Former Ceredigion MP Cynog Dafis, now AM for Mid and West Wales, became unpopular with local residents by supporting the project.

Mr Dafis said the opponents had adopted a preservationist approach to environmental issues and had not taken on board the need to secure energy supplies without the pollution caused by fossil fuels.

"In my view they are insufficiently engaged in the crucial question of sustainable development of which wind energy is a perfect example, " he said. …

The rest of this article is only available to active members of Questia

Sign up now for a free, 1-day trial and receive full access to:

  • Questia's entire collection
  • Automatic bibliography creation
  • More helpful research tools like notes, citations, and highlights
  • Ad-free environment

Already a member?

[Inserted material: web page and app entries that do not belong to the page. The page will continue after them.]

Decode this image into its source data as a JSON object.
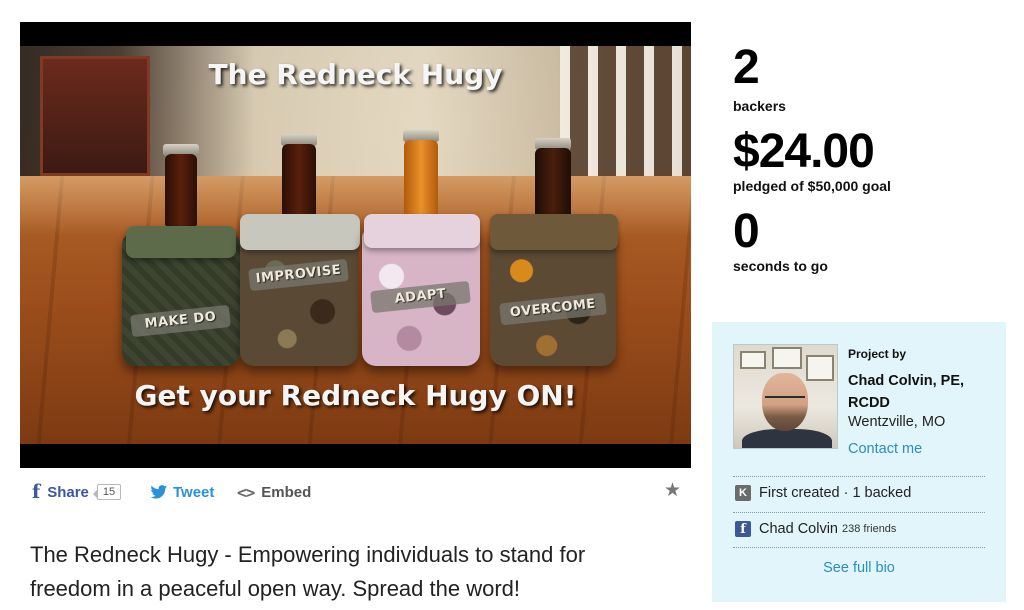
{
  "video": {
    "title_overlay": "The Redneck Hugy",
    "caption_overlay": "Get your Redneck Hugy ON!",
    "bottle_bands": [
      "MAKE DO",
      "IMPROVISE",
      "ADAPT",
      "OVERCOME"
    ]
  },
  "share_bar": {
    "facebook_label": "Share",
    "facebook_count": "15",
    "tweet_label": "Tweet",
    "embed_label": "Embed",
    "icons": [
      "facebook-icon",
      "twitter-icon",
      "embed-icon",
      "star-icon"
    ]
  },
  "blurb": "The Redneck Hugy - Empowering individuals to stand for freedom in a peaceful open way. Spread the word!",
  "stats": {
    "backers_count": "2",
    "backers_label": "backers",
    "pledged_amount": "$24.00",
    "pledged_label": "pledged of $50,000 goal",
    "time_value": "0",
    "time_label": "seconds to go"
  },
  "creator": {
    "project_by_label": "Project by",
    "name": "Chad Colvin, PE, RCDD",
    "location": "Wentzville, MO",
    "contact_label": "Contact me",
    "history": "First created · 1 backed",
    "facebook_name": "Chad Colvin",
    "facebook_friends": "238 friends",
    "full_bio_label": "See full bio"
  },
  "colors": {
    "link_blue": "#2a8fc1",
    "facebook_blue": "#3b5998",
    "twitter_blue": "#2b91d6",
    "card_background": "#e2f5fa"
  }
}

Log in now.

Notes for this article

Add a new note
If you are trying to select text to create highlights or citations, remember that you must now click or tap on the first word, and then click or tap on the last word.
One moment ...
Default project is now your active project.
Project items

Items saved from this article

This article has been saved
Highlights (0)
Some of your highlights are legacy items.

Highlights saved before July 30, 2012 will not be displayed on their respective source pages.

You can easily re-create the highlights by opening the book page or article, selecting the text, and clicking “Highlight.”

Citations (0)
Some of your citations are legacy items.

Any citation created before July 30, 2012 will labeled as a “Cited page.” New citations will be saved as cited passages, pages or articles.

We also added the ability to view new citations from your projects or the book or article where you created them.

Notes (0)
Bookmarks (0)

You have no saved items from this article

Project items include:
  • Saved book/article
  • Highlights
  • Quotes/citations
  • Notes
  • Bookmarks
Notes
Cite this article

Cited article

Style
Citations are available only to our active members.
Sign up now to cite pages or passages in MLA, APA and Chicago citation styles.

(Einhorn, 1992, p. 25)

(Einhorn 25)

1

1. Lois J. Einhorn, Abraham Lincoln, the Orator: Penetrating the Lincoln Legend (Westport, CT: Greenwood Press, 1992), 25, http://www.questia.com/read/27419298.

Cited article

Public Back Wind Power despite Lack of Policy; ENERGY
Settings

Settings

Typeface
Text size Smaller Larger Reset View mode
Search within

Search within this article

Look up

Look up a word

  • Dictionary
  • Thesaurus
Please submit a word or phrase above.
Print this page

Print this page

Why can't I print more than one page at a time?

Help
Full screen

matching results for page

    Questia reader help

    How to highlight and cite specific passages

    1. Click or tap the first word you want to select.
    2. Click or tap the last word you want to select, and you’ll see everything in between get selected.
    3. You’ll then get a menu of options like creating a highlight or a citation from that passage of text.

    OK, got it!

    Cited passage

    Style
    Citations are available only to our active members.
    Sign up now to cite pages or passages in MLA, APA and Chicago citation styles.

    "Portraying himself as an honest, ordinary person helped Lincoln identify with his audiences." (Einhorn, 1992, p. 25).

    "Portraying himself as an honest, ordinary person helped Lincoln identify with his audiences." (Einhorn 25)

    "Portraying himself as an honest, ordinary person helped Lincoln identify with his audiences."1

    1. Lois J. Einhorn, Abraham Lincoln, the Orator: Penetrating the Lincoln Legend (Westport, CT: Greenwood Press, 1992), 25, http://www.questia.com/read/27419298.

    Cited passage

    Thanks for trying Questia!

    Please continue trying out our research tools, but please note, full functionality is available only to our active members.

    Your work will be lost once you leave this Web page.

    For full access in an ad-free environment, sign up now for a FREE, 1-day trial.

    Already a member? Log in now.